_WHAT TO WORK ON_.
Go through the material below and please tally the lines that hold the word "icon"; the number alone is the answer.

_SUPPLIED DATA_.
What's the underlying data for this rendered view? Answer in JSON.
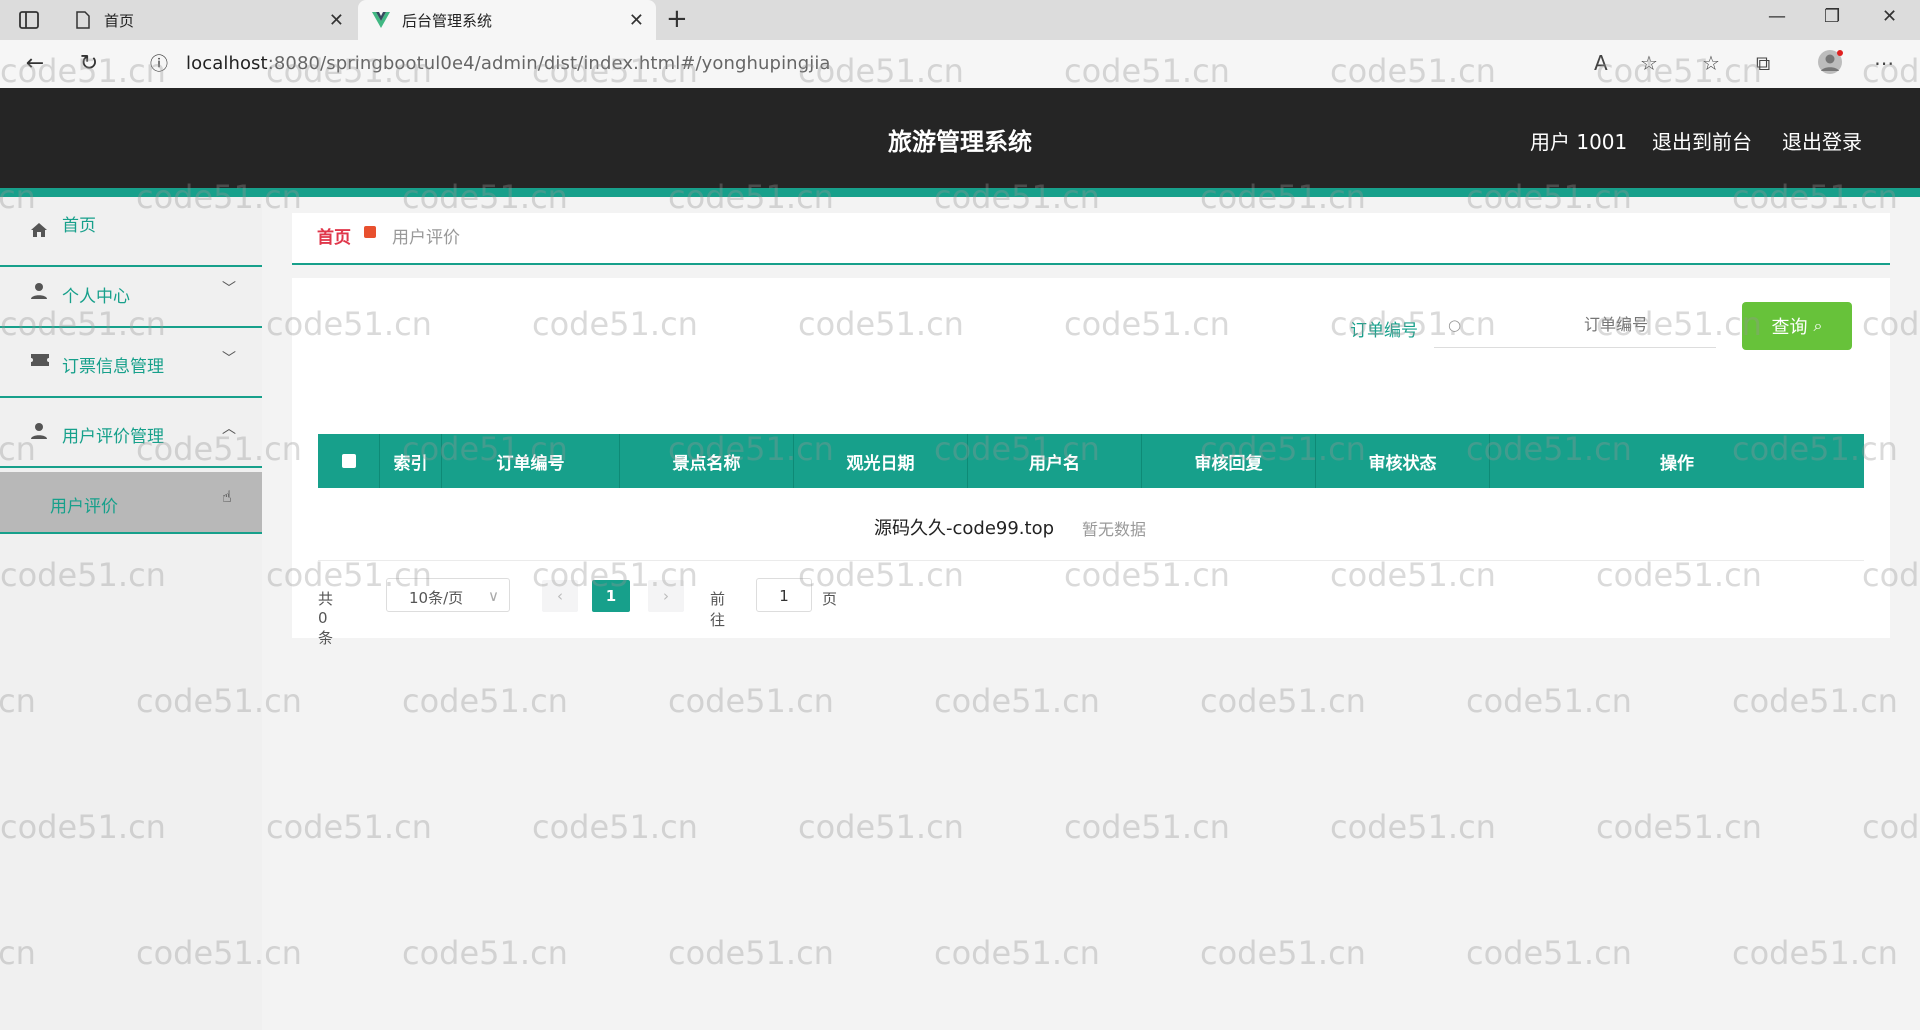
{
  "browser": {
    "tabs": [
      {
        "label": "首页",
        "icon": "page-icon"
      },
      {
        "label": "后台管理系统",
        "icon": "vue-logo-icon"
      }
    ],
    "url_host": "localhost",
    "url_rest": ":8080/springbootul0e4/admin/dist/index.html#/yonghupingjia"
  },
  "header": {
    "title": "旅游管理系统",
    "user": "用户 1001",
    "back_to_front": "退出到前台",
    "logout": "退出登录"
  },
  "sidebar": {
    "items": [
      {
        "label": "首页",
        "icon": "home-icon"
      },
      {
        "label": "个人中心",
        "icon": "user-icon"
      },
      {
        "label": "订票信息管理",
        "icon": "ticket-icon"
      },
      {
        "label": "用户评价管理",
        "icon": "user-icon"
      }
    ],
    "sub_item": "用户评价"
  },
  "breadcrumb": {
    "home": "首页",
    "current": "用户评价"
  },
  "search": {
    "label": "订单编号",
    "placeholder": "订单编号",
    "button": "查询"
  },
  "table": {
    "columns": [
      "索引",
      "订单编号",
      "景点名称",
      "观光日期",
      "用户名",
      "审核回复",
      "审核状态",
      "操作"
    ],
    "empty_overlay": "源码久久-code99.top",
    "empty_text": "暂无数据"
  },
  "pagination": {
    "total": "共 0 条",
    "page_size": "10条/页",
    "current_page": "1",
    "goto_label": "前往",
    "goto_value": "1",
    "goto_unit": "页"
  },
  "watermark": "code51.cn",
  "colors": {
    "accent": "#17a08b",
    "header_bg": "#252525",
    "query_button": "#67c23a",
    "breadcrumb_home": "#e0364a"
  }
}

_RESPONSE_.
6